-- WHAT THE TASK ASKS --
Report the number of lines in the data below that hold "legend", without any other words.

-- RECORDS PROVIDED --
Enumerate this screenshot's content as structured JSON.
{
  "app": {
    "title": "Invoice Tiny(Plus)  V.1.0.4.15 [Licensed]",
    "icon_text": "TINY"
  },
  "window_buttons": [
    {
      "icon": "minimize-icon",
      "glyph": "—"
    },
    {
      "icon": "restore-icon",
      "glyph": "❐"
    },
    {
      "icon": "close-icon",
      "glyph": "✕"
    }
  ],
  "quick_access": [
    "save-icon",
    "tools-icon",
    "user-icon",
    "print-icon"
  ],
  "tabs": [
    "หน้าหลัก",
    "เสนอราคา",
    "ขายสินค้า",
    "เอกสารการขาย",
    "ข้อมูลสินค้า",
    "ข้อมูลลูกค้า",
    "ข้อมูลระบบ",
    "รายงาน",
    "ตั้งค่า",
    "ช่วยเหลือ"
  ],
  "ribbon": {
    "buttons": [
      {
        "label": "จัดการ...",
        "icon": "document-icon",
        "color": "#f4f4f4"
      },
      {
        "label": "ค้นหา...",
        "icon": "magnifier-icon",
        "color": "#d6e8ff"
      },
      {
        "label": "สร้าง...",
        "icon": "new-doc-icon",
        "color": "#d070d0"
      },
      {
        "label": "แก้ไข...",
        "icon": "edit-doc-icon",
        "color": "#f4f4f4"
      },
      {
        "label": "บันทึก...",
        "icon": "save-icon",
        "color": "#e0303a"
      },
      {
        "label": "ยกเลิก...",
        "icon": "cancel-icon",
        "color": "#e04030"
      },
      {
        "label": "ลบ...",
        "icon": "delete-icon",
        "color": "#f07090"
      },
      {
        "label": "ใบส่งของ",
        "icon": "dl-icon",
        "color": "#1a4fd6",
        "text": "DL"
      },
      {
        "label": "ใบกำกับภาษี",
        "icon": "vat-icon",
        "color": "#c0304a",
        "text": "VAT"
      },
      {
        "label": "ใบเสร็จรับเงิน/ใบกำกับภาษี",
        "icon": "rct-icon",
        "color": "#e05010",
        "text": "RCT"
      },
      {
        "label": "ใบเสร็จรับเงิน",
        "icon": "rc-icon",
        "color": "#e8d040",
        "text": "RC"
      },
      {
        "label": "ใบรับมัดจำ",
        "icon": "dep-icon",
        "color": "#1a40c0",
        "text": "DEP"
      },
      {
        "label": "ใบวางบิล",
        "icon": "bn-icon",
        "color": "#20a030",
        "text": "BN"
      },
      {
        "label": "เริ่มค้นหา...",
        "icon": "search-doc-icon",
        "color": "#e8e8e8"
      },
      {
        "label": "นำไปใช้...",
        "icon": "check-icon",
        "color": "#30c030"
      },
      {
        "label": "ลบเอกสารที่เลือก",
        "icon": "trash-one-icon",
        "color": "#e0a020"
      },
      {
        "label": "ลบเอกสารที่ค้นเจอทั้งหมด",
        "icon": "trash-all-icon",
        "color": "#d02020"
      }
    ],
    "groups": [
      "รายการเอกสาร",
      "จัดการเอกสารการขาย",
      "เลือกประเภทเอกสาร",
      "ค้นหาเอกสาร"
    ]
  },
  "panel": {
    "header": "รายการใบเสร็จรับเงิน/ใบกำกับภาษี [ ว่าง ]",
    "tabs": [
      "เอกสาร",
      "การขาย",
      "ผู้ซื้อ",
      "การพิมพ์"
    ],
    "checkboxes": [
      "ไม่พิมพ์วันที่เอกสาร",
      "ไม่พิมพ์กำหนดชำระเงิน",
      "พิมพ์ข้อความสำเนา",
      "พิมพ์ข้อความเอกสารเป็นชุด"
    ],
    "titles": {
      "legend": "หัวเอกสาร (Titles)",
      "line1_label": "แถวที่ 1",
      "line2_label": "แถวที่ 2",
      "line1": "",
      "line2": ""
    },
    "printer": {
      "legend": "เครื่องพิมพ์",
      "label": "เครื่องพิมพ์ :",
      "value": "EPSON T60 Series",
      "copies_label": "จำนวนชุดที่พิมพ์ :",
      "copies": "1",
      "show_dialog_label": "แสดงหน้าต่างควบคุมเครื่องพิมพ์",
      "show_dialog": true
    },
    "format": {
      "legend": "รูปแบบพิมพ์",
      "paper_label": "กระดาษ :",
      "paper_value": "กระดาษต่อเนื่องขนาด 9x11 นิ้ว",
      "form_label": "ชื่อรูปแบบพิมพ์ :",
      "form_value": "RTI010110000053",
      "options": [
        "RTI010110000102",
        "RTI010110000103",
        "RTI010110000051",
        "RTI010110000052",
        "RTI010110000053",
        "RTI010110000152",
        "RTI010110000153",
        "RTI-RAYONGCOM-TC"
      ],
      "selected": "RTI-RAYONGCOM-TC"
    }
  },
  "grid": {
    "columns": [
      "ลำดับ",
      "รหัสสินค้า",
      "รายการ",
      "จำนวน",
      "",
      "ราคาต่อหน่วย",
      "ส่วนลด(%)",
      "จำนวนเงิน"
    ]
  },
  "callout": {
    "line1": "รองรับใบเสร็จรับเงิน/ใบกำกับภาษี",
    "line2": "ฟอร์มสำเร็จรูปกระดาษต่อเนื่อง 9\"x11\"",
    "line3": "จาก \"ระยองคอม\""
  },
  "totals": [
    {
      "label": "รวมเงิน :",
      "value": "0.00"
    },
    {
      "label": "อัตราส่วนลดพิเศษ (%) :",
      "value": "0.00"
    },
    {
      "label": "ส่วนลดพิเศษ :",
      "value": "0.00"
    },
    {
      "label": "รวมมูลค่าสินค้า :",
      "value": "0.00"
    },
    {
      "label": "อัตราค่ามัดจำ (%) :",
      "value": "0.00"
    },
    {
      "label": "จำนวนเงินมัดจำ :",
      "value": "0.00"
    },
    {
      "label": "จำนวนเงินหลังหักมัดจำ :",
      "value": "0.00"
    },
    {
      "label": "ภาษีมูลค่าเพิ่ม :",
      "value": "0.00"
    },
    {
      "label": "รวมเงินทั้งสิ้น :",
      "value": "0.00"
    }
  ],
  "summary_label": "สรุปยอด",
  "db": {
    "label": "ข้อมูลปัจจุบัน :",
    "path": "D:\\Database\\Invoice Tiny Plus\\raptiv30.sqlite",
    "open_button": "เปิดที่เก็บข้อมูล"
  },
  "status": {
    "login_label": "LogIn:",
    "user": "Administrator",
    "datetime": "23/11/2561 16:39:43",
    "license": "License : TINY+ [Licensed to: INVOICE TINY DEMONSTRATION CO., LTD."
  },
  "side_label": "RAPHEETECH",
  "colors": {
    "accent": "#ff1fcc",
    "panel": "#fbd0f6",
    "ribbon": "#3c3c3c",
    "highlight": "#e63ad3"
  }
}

-- ANSWER TO THIS EXERCISE --
3